=== Begin Enclosure ===

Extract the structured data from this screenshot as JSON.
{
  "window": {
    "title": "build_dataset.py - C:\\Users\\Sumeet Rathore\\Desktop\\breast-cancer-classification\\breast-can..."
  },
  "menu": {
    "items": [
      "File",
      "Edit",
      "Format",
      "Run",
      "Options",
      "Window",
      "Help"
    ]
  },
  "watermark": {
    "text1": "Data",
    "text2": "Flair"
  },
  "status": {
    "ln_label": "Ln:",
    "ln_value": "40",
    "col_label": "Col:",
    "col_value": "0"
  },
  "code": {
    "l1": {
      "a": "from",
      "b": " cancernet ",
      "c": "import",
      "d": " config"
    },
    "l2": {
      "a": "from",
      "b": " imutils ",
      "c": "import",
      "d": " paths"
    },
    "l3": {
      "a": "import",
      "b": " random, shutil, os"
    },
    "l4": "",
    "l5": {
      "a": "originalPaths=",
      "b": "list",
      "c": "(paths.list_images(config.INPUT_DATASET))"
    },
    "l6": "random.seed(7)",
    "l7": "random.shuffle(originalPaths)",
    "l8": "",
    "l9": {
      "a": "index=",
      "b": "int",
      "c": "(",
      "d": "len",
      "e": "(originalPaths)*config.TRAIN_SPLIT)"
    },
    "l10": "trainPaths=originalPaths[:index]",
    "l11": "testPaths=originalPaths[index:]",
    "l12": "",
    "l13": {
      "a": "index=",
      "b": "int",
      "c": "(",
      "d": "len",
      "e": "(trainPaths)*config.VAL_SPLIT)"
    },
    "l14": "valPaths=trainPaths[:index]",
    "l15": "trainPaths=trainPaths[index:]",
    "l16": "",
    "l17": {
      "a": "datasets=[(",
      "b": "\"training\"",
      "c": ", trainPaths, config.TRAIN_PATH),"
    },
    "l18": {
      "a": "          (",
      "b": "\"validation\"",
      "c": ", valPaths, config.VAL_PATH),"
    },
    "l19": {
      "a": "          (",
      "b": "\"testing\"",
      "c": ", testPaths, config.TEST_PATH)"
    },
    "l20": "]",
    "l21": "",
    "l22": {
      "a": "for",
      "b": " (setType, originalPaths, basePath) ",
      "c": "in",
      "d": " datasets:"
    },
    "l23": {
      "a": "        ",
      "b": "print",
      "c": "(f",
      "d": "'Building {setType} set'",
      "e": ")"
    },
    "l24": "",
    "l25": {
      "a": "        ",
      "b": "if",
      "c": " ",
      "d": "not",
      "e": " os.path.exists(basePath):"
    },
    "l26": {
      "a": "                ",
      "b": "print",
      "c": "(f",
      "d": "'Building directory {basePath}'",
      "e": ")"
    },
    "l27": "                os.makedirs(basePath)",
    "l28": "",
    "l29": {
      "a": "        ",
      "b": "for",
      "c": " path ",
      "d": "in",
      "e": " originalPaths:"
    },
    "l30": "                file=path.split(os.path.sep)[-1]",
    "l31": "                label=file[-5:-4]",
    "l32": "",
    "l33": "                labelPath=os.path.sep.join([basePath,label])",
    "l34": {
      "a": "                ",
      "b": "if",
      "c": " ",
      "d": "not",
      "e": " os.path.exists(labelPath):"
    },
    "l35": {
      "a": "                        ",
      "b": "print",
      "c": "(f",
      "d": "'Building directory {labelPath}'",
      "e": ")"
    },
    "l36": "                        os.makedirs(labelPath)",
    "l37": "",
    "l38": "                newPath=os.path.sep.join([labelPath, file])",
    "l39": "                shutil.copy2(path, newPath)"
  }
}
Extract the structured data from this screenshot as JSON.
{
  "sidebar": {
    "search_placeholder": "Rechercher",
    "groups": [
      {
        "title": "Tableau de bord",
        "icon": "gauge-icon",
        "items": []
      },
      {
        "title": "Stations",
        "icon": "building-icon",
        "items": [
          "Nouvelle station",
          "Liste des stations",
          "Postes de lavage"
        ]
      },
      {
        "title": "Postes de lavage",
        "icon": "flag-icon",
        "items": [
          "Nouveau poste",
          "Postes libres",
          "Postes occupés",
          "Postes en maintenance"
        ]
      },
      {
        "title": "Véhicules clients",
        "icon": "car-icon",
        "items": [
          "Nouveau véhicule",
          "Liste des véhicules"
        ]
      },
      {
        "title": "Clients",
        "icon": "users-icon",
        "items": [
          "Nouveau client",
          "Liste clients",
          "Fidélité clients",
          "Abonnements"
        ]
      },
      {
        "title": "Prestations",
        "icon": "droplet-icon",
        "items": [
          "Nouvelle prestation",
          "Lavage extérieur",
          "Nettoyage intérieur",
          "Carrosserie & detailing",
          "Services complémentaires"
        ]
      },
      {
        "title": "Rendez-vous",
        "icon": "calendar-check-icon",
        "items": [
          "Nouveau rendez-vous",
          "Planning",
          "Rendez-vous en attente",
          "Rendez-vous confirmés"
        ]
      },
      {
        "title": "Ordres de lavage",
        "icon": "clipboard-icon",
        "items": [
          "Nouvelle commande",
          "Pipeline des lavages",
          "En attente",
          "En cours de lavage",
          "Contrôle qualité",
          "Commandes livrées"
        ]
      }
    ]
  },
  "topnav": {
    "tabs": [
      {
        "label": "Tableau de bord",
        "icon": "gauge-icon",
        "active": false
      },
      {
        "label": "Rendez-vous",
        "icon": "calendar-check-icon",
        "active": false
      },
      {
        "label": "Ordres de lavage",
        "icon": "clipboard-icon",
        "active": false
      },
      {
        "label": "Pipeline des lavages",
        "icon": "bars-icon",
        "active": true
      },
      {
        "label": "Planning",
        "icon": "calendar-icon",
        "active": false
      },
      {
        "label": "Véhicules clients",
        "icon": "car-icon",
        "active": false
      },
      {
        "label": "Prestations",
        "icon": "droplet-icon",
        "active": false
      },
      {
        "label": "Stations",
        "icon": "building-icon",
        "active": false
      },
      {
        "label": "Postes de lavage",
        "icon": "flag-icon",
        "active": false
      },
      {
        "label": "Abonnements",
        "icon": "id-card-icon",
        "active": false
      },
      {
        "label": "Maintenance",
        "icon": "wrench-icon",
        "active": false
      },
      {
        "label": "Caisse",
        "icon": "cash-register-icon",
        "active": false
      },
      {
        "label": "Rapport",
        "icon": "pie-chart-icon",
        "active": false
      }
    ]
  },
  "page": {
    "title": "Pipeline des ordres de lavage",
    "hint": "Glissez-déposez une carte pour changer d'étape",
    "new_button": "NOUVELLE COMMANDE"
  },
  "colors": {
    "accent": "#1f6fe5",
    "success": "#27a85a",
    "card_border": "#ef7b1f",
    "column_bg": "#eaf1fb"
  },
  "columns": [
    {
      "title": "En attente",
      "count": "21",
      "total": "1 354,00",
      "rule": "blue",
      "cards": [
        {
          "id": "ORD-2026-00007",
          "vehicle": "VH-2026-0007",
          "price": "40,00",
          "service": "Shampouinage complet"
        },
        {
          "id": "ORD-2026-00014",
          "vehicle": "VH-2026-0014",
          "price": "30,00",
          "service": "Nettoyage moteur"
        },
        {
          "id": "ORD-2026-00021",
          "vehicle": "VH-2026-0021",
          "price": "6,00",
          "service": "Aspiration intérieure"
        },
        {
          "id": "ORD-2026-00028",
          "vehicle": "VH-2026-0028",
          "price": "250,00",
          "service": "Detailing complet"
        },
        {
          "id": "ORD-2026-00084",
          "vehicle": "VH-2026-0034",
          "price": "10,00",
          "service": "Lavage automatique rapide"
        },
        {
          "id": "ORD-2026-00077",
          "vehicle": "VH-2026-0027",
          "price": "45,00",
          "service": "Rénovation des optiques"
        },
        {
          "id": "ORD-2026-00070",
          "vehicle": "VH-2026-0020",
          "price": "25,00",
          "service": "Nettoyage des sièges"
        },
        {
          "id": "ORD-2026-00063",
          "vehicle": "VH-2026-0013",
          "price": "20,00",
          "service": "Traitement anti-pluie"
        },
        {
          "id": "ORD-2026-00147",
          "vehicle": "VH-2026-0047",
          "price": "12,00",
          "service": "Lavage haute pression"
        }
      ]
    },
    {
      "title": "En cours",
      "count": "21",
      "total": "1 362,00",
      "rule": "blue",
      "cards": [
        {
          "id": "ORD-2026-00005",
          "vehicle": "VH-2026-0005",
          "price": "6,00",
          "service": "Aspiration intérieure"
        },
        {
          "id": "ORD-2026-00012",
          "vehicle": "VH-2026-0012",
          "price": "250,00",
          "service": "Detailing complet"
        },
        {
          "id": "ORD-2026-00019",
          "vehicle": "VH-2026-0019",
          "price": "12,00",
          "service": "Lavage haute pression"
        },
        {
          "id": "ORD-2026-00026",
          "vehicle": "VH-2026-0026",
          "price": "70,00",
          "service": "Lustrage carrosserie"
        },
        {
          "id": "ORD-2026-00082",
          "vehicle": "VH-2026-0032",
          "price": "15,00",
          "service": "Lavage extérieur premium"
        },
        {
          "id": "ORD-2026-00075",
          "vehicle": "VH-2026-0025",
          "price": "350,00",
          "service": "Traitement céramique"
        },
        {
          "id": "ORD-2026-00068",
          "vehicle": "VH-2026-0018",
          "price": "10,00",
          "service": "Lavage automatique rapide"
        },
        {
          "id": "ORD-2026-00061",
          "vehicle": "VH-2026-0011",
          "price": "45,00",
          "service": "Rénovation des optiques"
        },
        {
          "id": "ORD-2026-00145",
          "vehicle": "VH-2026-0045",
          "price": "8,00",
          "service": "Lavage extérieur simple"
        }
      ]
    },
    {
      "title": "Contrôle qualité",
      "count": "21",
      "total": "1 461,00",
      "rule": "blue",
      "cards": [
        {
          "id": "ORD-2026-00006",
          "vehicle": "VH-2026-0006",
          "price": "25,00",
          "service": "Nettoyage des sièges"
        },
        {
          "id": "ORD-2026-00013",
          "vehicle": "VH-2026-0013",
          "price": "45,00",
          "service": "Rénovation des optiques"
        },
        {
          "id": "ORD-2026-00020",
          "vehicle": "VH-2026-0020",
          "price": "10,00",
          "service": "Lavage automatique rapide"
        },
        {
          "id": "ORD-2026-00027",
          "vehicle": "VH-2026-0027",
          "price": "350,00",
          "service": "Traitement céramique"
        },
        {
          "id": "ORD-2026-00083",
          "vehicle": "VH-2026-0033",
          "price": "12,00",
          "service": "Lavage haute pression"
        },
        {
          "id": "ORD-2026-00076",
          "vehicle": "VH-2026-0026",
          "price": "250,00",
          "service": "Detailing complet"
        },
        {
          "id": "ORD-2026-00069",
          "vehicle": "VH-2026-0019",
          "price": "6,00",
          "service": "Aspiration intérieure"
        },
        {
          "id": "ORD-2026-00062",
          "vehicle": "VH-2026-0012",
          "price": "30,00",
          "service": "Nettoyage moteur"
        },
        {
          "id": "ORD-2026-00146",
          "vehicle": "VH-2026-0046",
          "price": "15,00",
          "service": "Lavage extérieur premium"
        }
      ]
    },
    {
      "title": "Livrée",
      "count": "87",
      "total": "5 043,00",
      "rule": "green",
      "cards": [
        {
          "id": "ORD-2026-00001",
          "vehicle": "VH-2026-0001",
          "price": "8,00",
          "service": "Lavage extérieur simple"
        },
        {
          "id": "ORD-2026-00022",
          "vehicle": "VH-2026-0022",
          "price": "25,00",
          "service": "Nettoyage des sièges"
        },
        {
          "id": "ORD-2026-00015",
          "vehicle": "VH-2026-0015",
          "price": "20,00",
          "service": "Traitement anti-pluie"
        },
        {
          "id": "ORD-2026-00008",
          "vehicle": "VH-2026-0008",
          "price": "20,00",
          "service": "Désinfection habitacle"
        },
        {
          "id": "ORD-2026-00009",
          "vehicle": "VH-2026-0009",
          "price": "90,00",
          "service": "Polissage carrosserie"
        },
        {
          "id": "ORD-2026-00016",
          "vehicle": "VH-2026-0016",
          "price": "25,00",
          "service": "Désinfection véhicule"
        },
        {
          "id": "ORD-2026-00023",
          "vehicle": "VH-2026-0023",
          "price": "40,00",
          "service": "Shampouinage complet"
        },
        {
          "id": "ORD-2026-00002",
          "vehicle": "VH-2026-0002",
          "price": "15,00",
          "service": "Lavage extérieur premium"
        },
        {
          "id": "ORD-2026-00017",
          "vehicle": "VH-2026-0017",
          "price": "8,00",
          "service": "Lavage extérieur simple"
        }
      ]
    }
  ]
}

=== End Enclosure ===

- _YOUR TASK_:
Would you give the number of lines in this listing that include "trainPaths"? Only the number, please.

- _EXERCISE RESPONSE_:
5